* **Task statement**: From the records below, find each line with the string "field" and copy it.
*** Dataset records ***
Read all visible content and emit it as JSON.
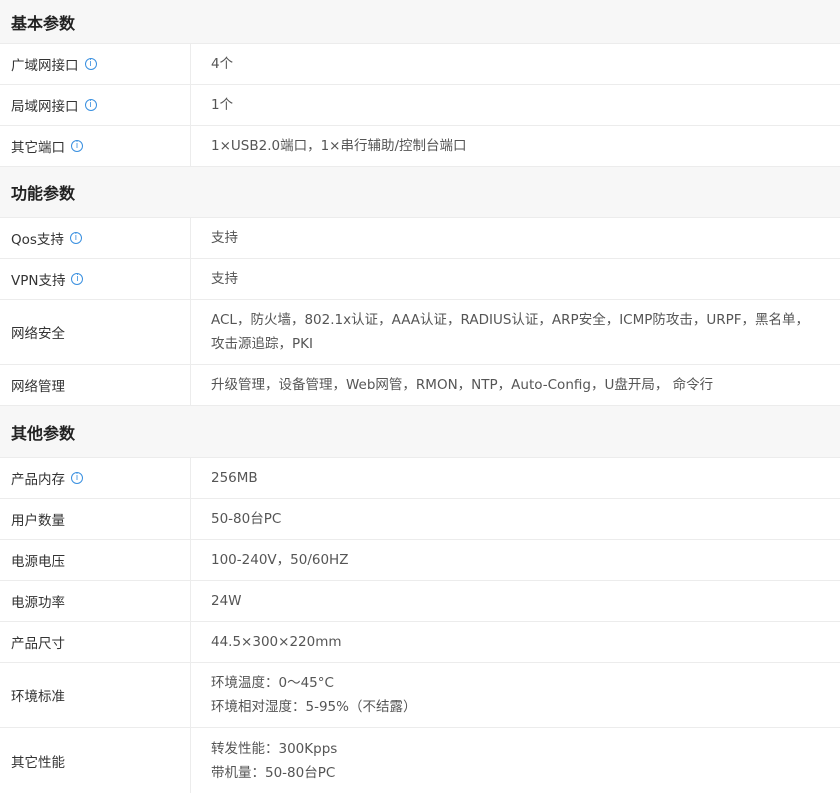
{
  "sections": [
    {
      "title": "基本参数",
      "rows": [
        {
          "label": "广域网接口",
          "info": true,
          "lines": [
            "4个"
          ]
        },
        {
          "label": "局域网接口",
          "info": true,
          "lines": [
            "1个"
          ]
        },
        {
          "label": "其它端口",
          "info": true,
          "lines": [
            "1×USB2.0端口，1×串行辅助/控制台端口"
          ]
        }
      ]
    },
    {
      "title": "功能参数",
      "rows": [
        {
          "label": "Qos支持",
          "info": true,
          "lines": [
            "支持"
          ]
        },
        {
          "label": "VPN支持",
          "info": true,
          "lines": [
            "支持"
          ]
        },
        {
          "label": "网络安全",
          "info": false,
          "lines": [
            "ACL，防火墙，802.1x认证，AAA认证，RADIUS认证，ARP安全，ICMP防攻击，URPF，黑名单，",
            "攻击源追踪，PKI"
          ]
        },
        {
          "label": "网络管理",
          "info": false,
          "lines": [
            "升级管理，设备管理，Web网管，RMON，NTP，Auto-Config，U盘开局， 命令行"
          ]
        }
      ]
    },
    {
      "title": "其他参数",
      "rows": [
        {
          "label": "产品内存",
          "info": true,
          "lines": [
            "256MB"
          ]
        },
        {
          "label": "用户数量",
          "info": false,
          "lines": [
            "50-80台PC"
          ]
        },
        {
          "label": "电源电压",
          "info": false,
          "lines": [
            "100-240V，50/60HZ"
          ]
        },
        {
          "label": "电源功率",
          "info": false,
          "lines": [
            "24W"
          ]
        },
        {
          "label": "产品尺寸",
          "info": false,
          "lines": [
            "44.5×300×220mm"
          ]
        },
        {
          "label": "环境标准",
          "info": false,
          "lines": [
            "环境温度：0～45°C",
            "环境相对湿度：5-95%（不结露）"
          ]
        },
        {
          "label": "其它性能",
          "info": false,
          "lines": [
            "转发性能：300Kpps",
            "带机量：50-80台PC"
          ]
        }
      ]
    }
  ],
  "icons": {
    "info": "info-circle-icon",
    "info_glyph": "i",
    "accent": "#3a90e0"
  }
}
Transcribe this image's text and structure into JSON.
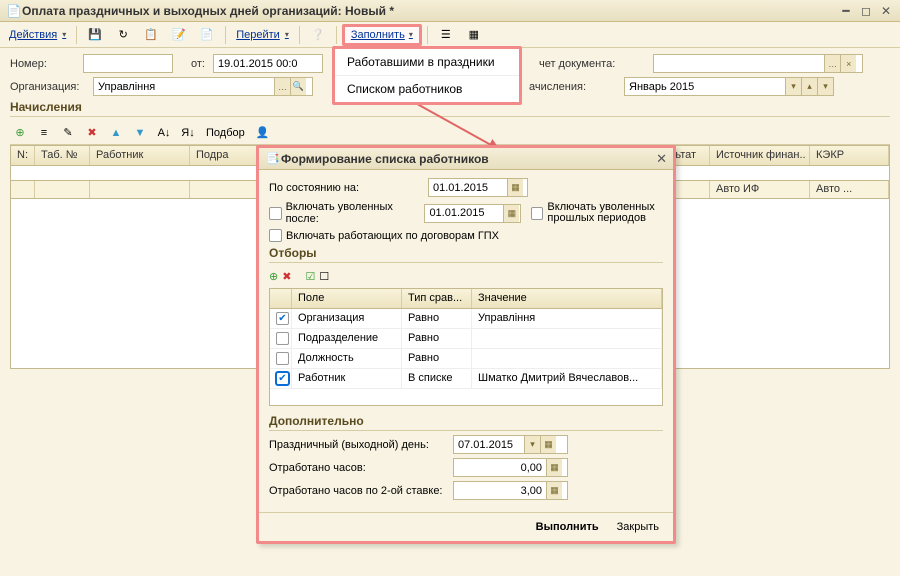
{
  "window": {
    "title": "Оплата праздничных и выходных дней организаций: Новый *"
  },
  "toolbar": {
    "actions": "Действия",
    "goto": "Перейти",
    "fill": "Заполнить",
    "fill_menu": {
      "worked_holidays": "Работавшими в праздники",
      "by_list": "Списком работников"
    }
  },
  "form": {
    "number_label": "Номер:",
    "number_value": "",
    "from_label": "от:",
    "from_value": "19.01.2015 00:0",
    "doc_calc_label": "чет документа:",
    "org_label": "Организация:",
    "org_value": "Управління",
    "accr_month_label": "ачисления:",
    "accr_month_value": "Январь 2015"
  },
  "grid": {
    "section": "Начисления",
    "podbor": "Подбор",
    "cols": {
      "n": "N:",
      "tabn": "Таб. №",
      "worker": "Работник",
      "dept": "Подра",
      "result": "Результат",
      "finsrc": "Источник финан..",
      "kekr": "КЭКР"
    },
    "foot": {
      "auto_if": "Авто ИФ",
      "auto": "Авто ..."
    }
  },
  "modal": {
    "title": "Формирование списка работников",
    "as_of_label": "По состоянию на:",
    "as_of_value": "01.01.2015",
    "include_fired_label": "Включать уволенных после:",
    "include_fired_date": "01.01.2015",
    "include_fired_prev": "Включать уволенных прошлых периодов",
    "include_gph": "Включать работающих по договорам ГПХ",
    "filters_section": "Отборы",
    "fcols": {
      "field": "Поле",
      "cmp": "Тип срав...",
      "value": "Значение"
    },
    "frows": [
      {
        "checked": true,
        "field": "Организация",
        "cmp": "Равно",
        "value": "Управління"
      },
      {
        "checked": false,
        "field": "Подразделение",
        "cmp": "Равно",
        "value": ""
      },
      {
        "checked": false,
        "field": "Должность",
        "cmp": "Равно",
        "value": ""
      },
      {
        "checked": true,
        "field": "Работник",
        "cmp": "В списке",
        "value": "Шматко Дмитрий Вячеславов..."
      }
    ],
    "extra_section": "Дополнительно",
    "holiday_label": "Праздничный (выходной) день:",
    "holiday_value": "07.01.2015",
    "hours_label": "Отработано часов:",
    "hours_value": "0,00",
    "hours2_label": "Отработано часов по 2-ой ставке:",
    "hours2_value": "3,00",
    "execute": "Выполнить",
    "close": "Закрыть"
  }
}
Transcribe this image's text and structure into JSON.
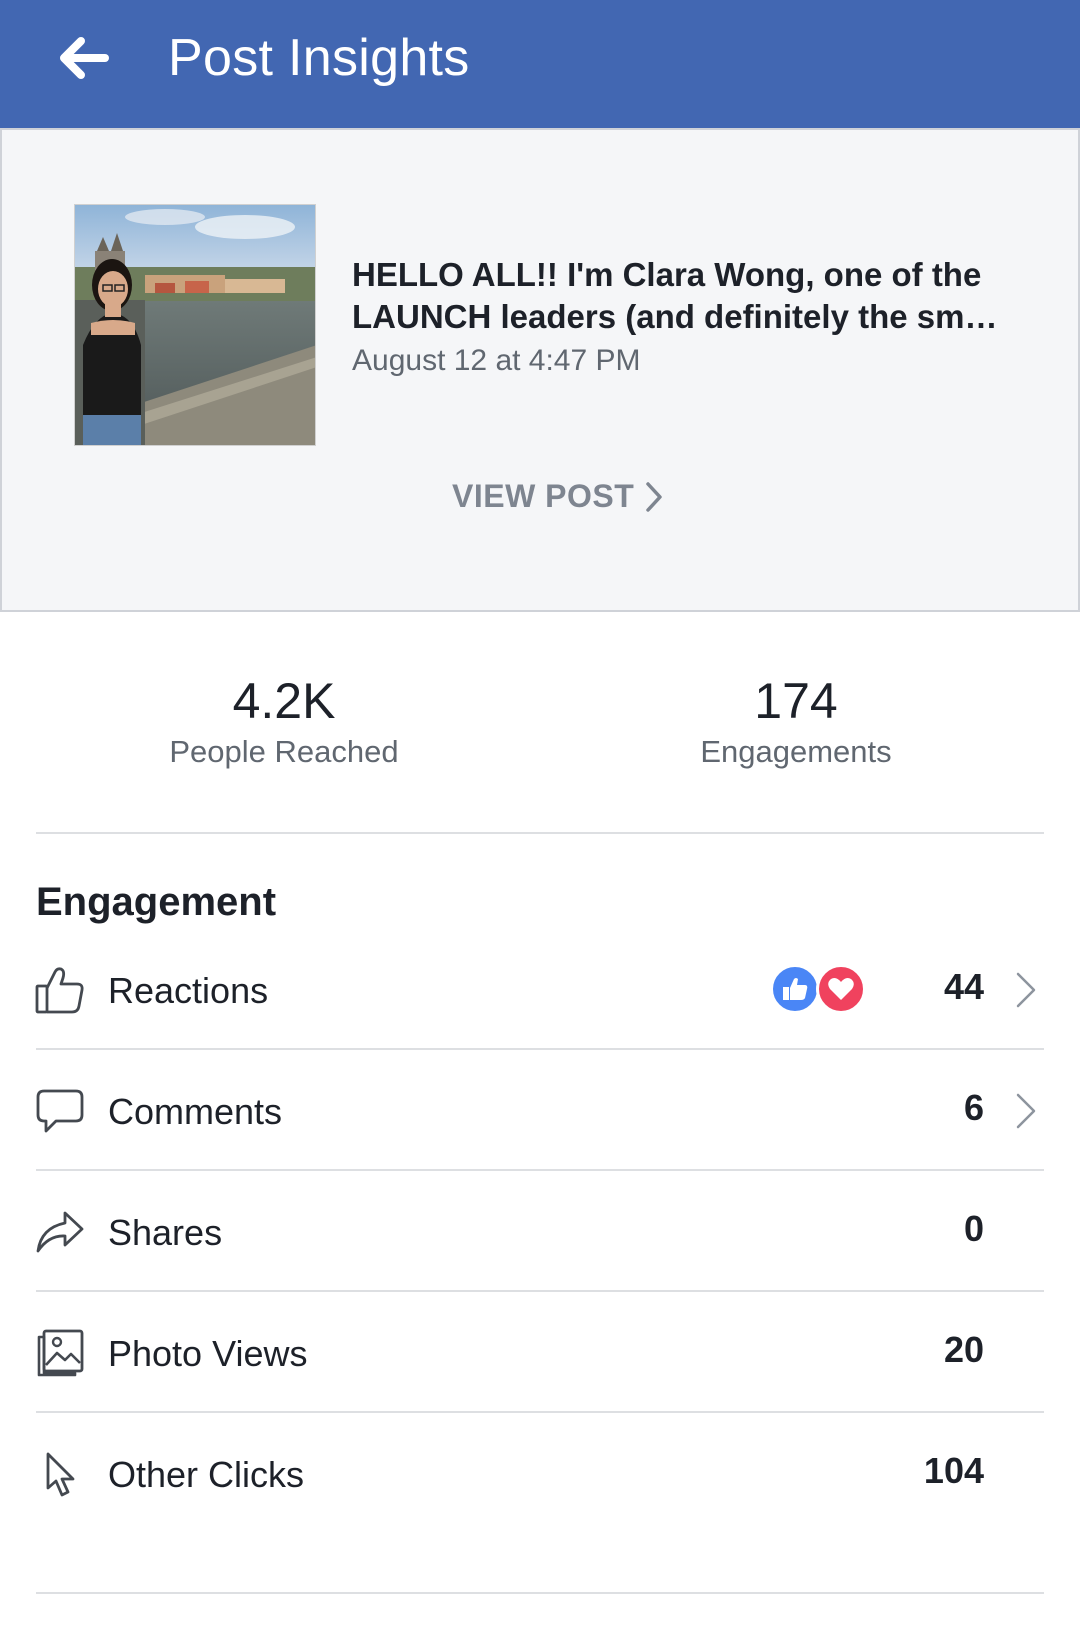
{
  "header": {
    "title": "Post Insights",
    "back_icon": "arrow-left-icon",
    "background": "#4267b2"
  },
  "post": {
    "message": "HELLO ALL!! I'm Clara Wong, one of the LAUNCH leaders (and definitely the sm…",
    "date": "August 12 at 4:47 PM",
    "view_post_label": "VIEW POST",
    "thumbnail": "post-photo-thumbnail"
  },
  "stats": {
    "reached": {
      "value": "4.2K",
      "label": "People Reached"
    },
    "engagements": {
      "value": "174",
      "label": "Engagements"
    }
  },
  "engagement": {
    "title": "Engagement",
    "rows": [
      {
        "label": "Reactions",
        "value": "44",
        "icon": "thumbs-up-icon",
        "has_chevron": true
      },
      {
        "label": "Comments",
        "value": "6",
        "icon": "comment-bubble-icon",
        "has_chevron": true
      },
      {
        "label": "Shares",
        "value": "0",
        "icon": "share-arrow-icon",
        "has_chevron": false
      },
      {
        "label": "Photo Views",
        "value": "20",
        "icon": "photo-icon",
        "has_chevron": false
      },
      {
        "label": "Other Clicks",
        "value": "104",
        "icon": "cursor-icon",
        "has_chevron": false
      }
    ]
  },
  "colors": {
    "brand_blue": "#4267b2",
    "like_blue": "#4a86f6",
    "love_red": "#f0425e",
    "secondary_text": "#606770"
  }
}
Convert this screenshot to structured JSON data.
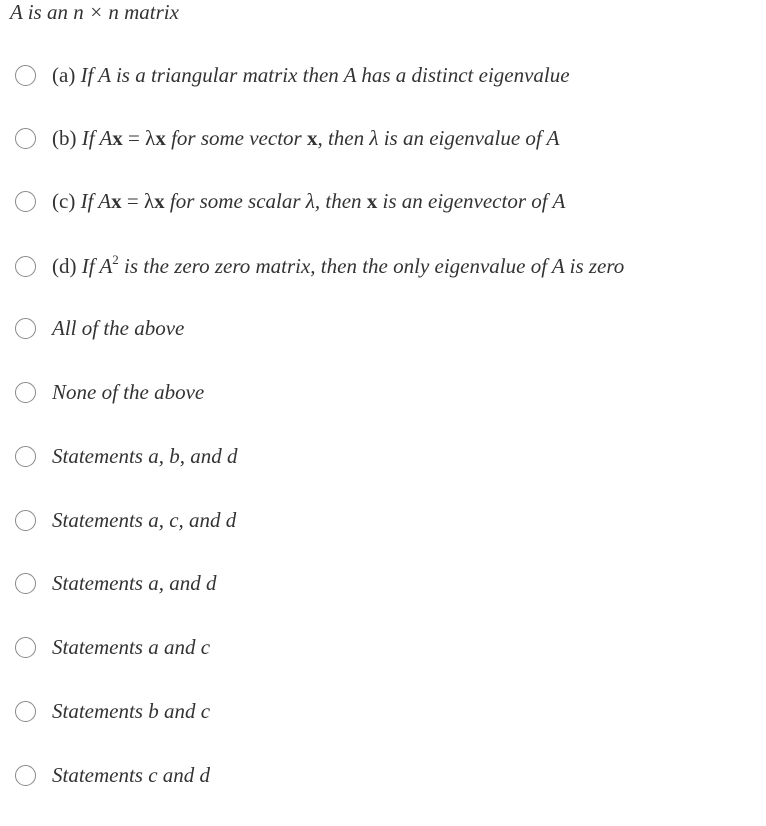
{
  "question": {
    "text": "A is an n × n matrix"
  },
  "options": [
    {
      "id": "a",
      "prefix": "(a)",
      "parts": [
        "If A is a triangular matrix then A has a distinct eigenvalue"
      ],
      "selected": false
    },
    {
      "id": "b",
      "prefix": "(b)",
      "if": "If A",
      "x1": "x",
      "eq": " = ",
      "lambda": "λ",
      "x2": "x",
      "mid": " for some vector ",
      "x3": "x",
      "tail": ",  then λ is an eigenvalue of A",
      "selected": false
    },
    {
      "id": "c",
      "prefix": "(c)",
      "if": "If A",
      "x1": "x",
      "eq": " = ",
      "lambda": "λ",
      "x2": "x",
      "mid": " for some scalar λ,  then ",
      "x3": "x",
      "tail": " is an eigenvector of A",
      "selected": false
    },
    {
      "id": "d",
      "prefix": "(d)",
      "if": "If A",
      "sup": "2",
      "tail": " is the zero zero matrix,  then the only eigenvalue of A is zero",
      "selected": false
    },
    {
      "id": "all",
      "text": "All of the above",
      "selected": false
    },
    {
      "id": "none",
      "text": "None of the above",
      "selected": false
    },
    {
      "id": "abd",
      "text": "Statements a,  b,  and d",
      "selected": false
    },
    {
      "id": "acd",
      "text": "Statements a,  c,  and d",
      "selected": false
    },
    {
      "id": "ad",
      "text": "Statements a,  and d",
      "selected": false
    },
    {
      "id": "ac",
      "text": "Statements a and c",
      "selected": false
    },
    {
      "id": "bc",
      "text": "Statements  b and c",
      "selected": false
    },
    {
      "id": "cd",
      "text": "Statements c and d",
      "selected": false
    }
  ],
  "colors": {
    "text": "#333333",
    "radio_border": "#8a8a8a",
    "background": "#ffffff"
  }
}
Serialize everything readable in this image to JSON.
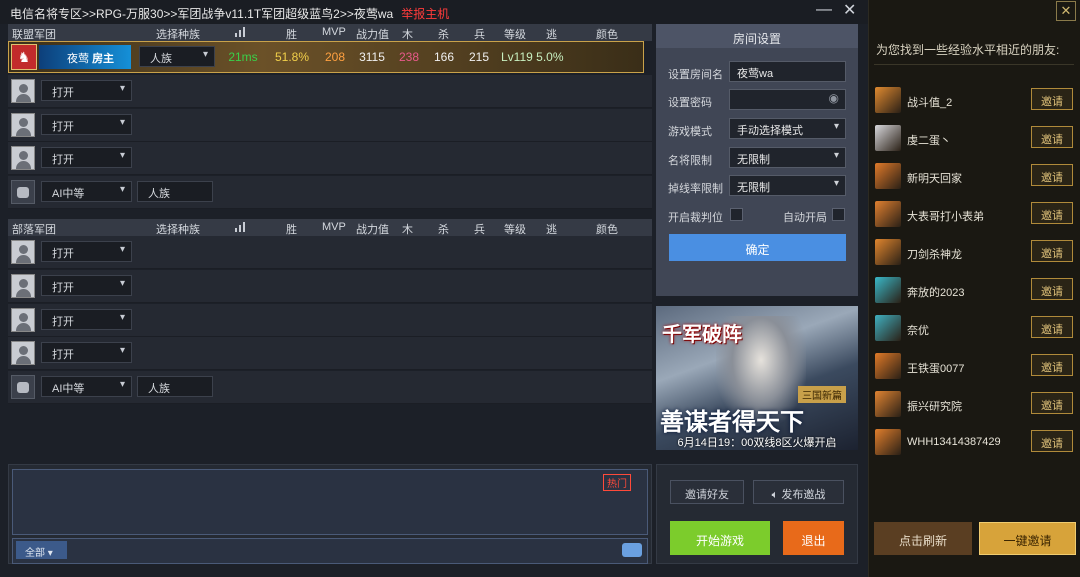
{
  "titlebar": {
    "path": "电信名将专区>>RPG-万服30>>军团战争v11.1T军团超级蓝鸟2>>夜莺wa",
    "report_label": "举报主机",
    "minimize": "—",
    "close": "✕"
  },
  "teams": {
    "alliance": {
      "name": "联盟军团",
      "col_race": "选择种族",
      "col_win": "胜",
      "col_mvp": "MVP",
      "col_power": "战力值",
      "col_wood": "木",
      "col_kill": "杀",
      "col_soldier": "兵",
      "col_level": "等级",
      "col_escape": "逃",
      "col_color": "颜色"
    },
    "horde": {
      "name": "部落军团",
      "col_race": "选择种族",
      "col_win": "胜",
      "col_mvp": "MVP",
      "col_power": "战力值",
      "col_wood": "木",
      "col_kill": "杀",
      "col_soldier": "兵",
      "col_level": "等级",
      "col_escape": "逃",
      "col_color": "颜色"
    }
  },
  "host": {
    "name": "夜莺",
    "role": "房主",
    "race": "人族",
    "ping": "21ms",
    "win_rate": "51.8%",
    "mvp": "208",
    "power": "3115",
    "wood": "238",
    "kill": "166",
    "soldier": "215",
    "level_escape": "Lv119  5.0%"
  },
  "slots": {
    "open": "打开",
    "ai": "AI中等",
    "race": "人族"
  },
  "room": {
    "title": "房间设置",
    "name_label": "设置房间名",
    "name_value": "夜莺wa",
    "pwd_label": "设置密码",
    "mode_label": "游戏模式",
    "mode_value": "手动选择模式",
    "hero_label": "名将限制",
    "hero_value": "无限制",
    "drop_label": "掉线率限制",
    "drop_value": "无限制",
    "judge_label": "开启裁判位",
    "auto_label": "自动开局",
    "confirm": "确定"
  },
  "banner": {
    "logo": "千军破阵",
    "badge": "三国新篇",
    "slogan": "善谋者得天下",
    "date": "6月14日19：00双线8区火爆开启"
  },
  "chat": {
    "hot": "热门",
    "channel": "全部"
  },
  "actions": {
    "invite_friends": "邀请好友",
    "broadcast": "发布邀战",
    "start": "开始游戏",
    "exit": "退出"
  },
  "friends": {
    "title": "为您找到一些经验水平相近的朋友:",
    "invite": "邀请",
    "refresh": "点击刷新",
    "invite_all": "一键邀请",
    "list": [
      {
        "name": "战斗值_2",
        "color": "#e08a30"
      },
      {
        "name": "虔二蛋丶",
        "color": "#d8d8dc"
      },
      {
        "name": "新明天回家",
        "color": "#e07a2a"
      },
      {
        "name": "大表哥打小表弟",
        "color": "#e08030"
      },
      {
        "name": "刀剑杀神龙",
        "color": "#e0862e"
      },
      {
        "name": "奔放的2023",
        "color": "#3ab8c8"
      },
      {
        "name": "奈优",
        "color": "#40b0c0"
      },
      {
        "name": "王铁蛋0077",
        "color": "#e07a28"
      },
      {
        "name": "振兴研究院",
        "color": "#e08432"
      },
      {
        "name": "WHH13414387429",
        "color": "#e07e2c"
      }
    ]
  }
}
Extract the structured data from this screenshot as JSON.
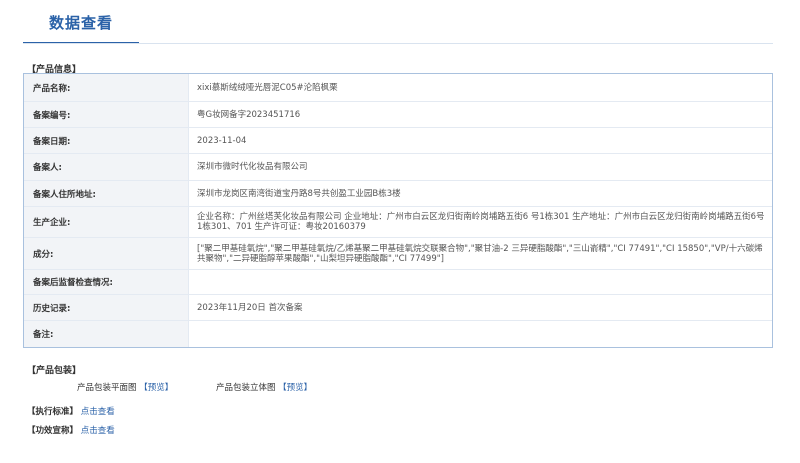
{
  "header": {
    "title": "数据查看"
  },
  "product_info": {
    "section_label": "【产品信息】",
    "rows": [
      {
        "label": "产品名称:",
        "value": "xixi慕斯绒绒哑光唇泥C05#沦陷枫栗"
      },
      {
        "label": "备案编号:",
        "value": "粤G妆网备字2023451716"
      },
      {
        "label": "备案日期:",
        "value": "2023-11-04"
      },
      {
        "label": "备案人:",
        "value": "深圳市微时代化妆品有限公司"
      },
      {
        "label": "备案人住所地址:",
        "value": "深圳市龙岗区南湾街道宝丹路8号共创盈工业园B栋3楼"
      },
      {
        "label": "生产企业:",
        "value": "企业名称：广州丝塔芙化妆品有限公司 企业地址：广州市白云区龙归街南岭岗埔路五街6 号1栋301 生产地址：广州市白云区龙归街南岭岗埔路五街6号1栋301、701 生产许可证：粤妆20160379"
      },
      {
        "label": "成分:",
        "value": "[\"聚二甲基硅氧烷\",\"聚二甲基硅氧烷/乙烯基聚二甲基硅氧烷交联聚合物\",\"聚甘油-2 三异硬脂酸酯\",\"三山嵛精\",\"CI 77491\",\"CI 15850\",\"VP/十六碳烯共聚物\",\"二异硬脂醇苹果酸酯\",\"山梨坦异硬脂酸酯\",\"CI 77499\"]"
      },
      {
        "label": "备案后监督检查情况:",
        "value": ""
      },
      {
        "label": "历史记录:",
        "value": "2023年11月20日 首次备案"
      },
      {
        "label": "备注:",
        "value": ""
      }
    ]
  },
  "packaging": {
    "section_label": "【产品包装】",
    "flat_label": "产品包装平面图",
    "flat_link": "【预览】",
    "stereo_label": "产品包装立体图",
    "stereo_link": "【预览】"
  },
  "standard": {
    "label": "【执行标准】",
    "link": "点击查看"
  },
  "efficacy": {
    "label": "【功效宣称】",
    "link": "点击查看"
  }
}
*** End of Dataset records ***
* **Answer to the exercise**:
      "field": "Поле",
        "field": "Организация",
        "field": "Подразделение",
        "field": "Должность",
        "field": "Работник",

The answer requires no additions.